The guest of Kaunas Cantat festival – conductor Jan Schumacher

Wednesday May 18th, 2022 10:41 AM

The guest of Kaunas Cantat festival – conductor Jan Schumacher

A large number of activities are planned for the Kaunas Cantat Festival, which will take place on June 9-12. One of them is open singing events. The events of this concept for the participants and visitors of the festival will be led by Jan Schumacher, a conductor from Germany, an expert of the format of open singing, who shares his thoughts on choral music and open singing overall.


When did you become interested in choral music?

In the age of 11 I started to sing in a boys choir in the cathedral of my hometown Limburg. Before joining the choir I was doing a lot of different kinds of sports – but I remember that my first concert in the boys choir really hit my inner personality like no sports event ever did before. And I recognized that singing together with other people in a choir was the best thing ever for me.

What fascinates you in choral music and being a conductor?

Probably the fascination is that as a choir, we do something together. Later I studied some solo singing, but it never made me as happy as singing together with others. As a choir you give your best to delight your audience as a team. This is very special.

Starting to conduct was more like an accident at first. At the boys choir they offered a conducting course for older singers, so at the age of 15 I started to learn a bit about it. Then suddenly a church choir near my hometown looked for a new conductor, and I decided to audition. I was lucky that they selected me as their new conductor, and that is where it started, when I was 16 years old. Now I have been conducting choirs for more than 25 years, and basically what fascinates me is the same, like as a choir singer. The strong will of a group to bring a piece of music to the best possible result and to present this to an audience.


When did you discover the concept of Open Singing?

In the year 1997 there was a huge Open Singing on the famous “Loreley”-mountain, located at the Rhine-river in Germany. It was led by the great Swedish conductor Robert Sund, who is one of the “big masters” of Open Singing. Later I experienced Open Singings at the Europa Cantat festivals, where several thousands of people sing together. A unique experience!

Why is it important to use this concept?

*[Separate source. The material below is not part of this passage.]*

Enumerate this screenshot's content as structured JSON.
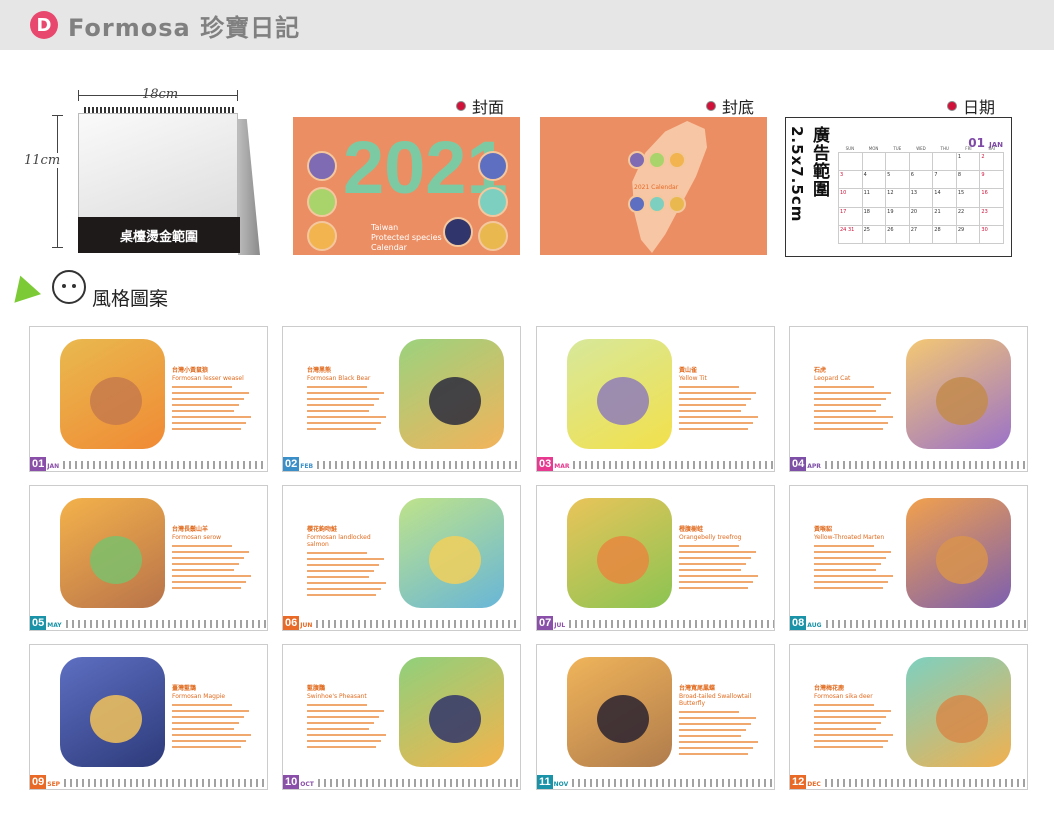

The exciting thing about Open Singing is that it is not about musical perfection, but about enjoying music together. Everyone in the audience should sing along – that means of course, that the audience is no longer a typical audience, but part of the performers. Open Singing breaks down the wall between the people on the stage and the folks in the audience.

Everybody becomes an active part of the musical process. There is not much musical rehearsal in Open Singing, just as long as most of the people have understood the heart of the music. Then we move on. So you can say that the rehearsal is also the concert.

I like this concept, because sometimes people have the impression that choral music must be a very serious thing. Well, of course it can be, but it should not always be! I think it is very important to show this joyful side of singing. We can attract new people for our choirs through this!

Should everyone try to sing at least once in their lives? Why?

Yes, I do think everyone should try to sing! And actually: everybody can learn to sing!

Many scientific research has shown how important singing is for the health of body and soul. Singing can reduce high blood pressure for example. Singing has an enormous influence on the production of positive hormones. And of course singing unites people. Especially after the difficult time of Covid, where many of us stayed alone and isolated, singing can help to get back to social life. But these are just some examples. There are many more that prove the importance of choral singing.

But, well, even if you have never heard about any scientific research: If you sing together with others, you will feel immediately how good it is!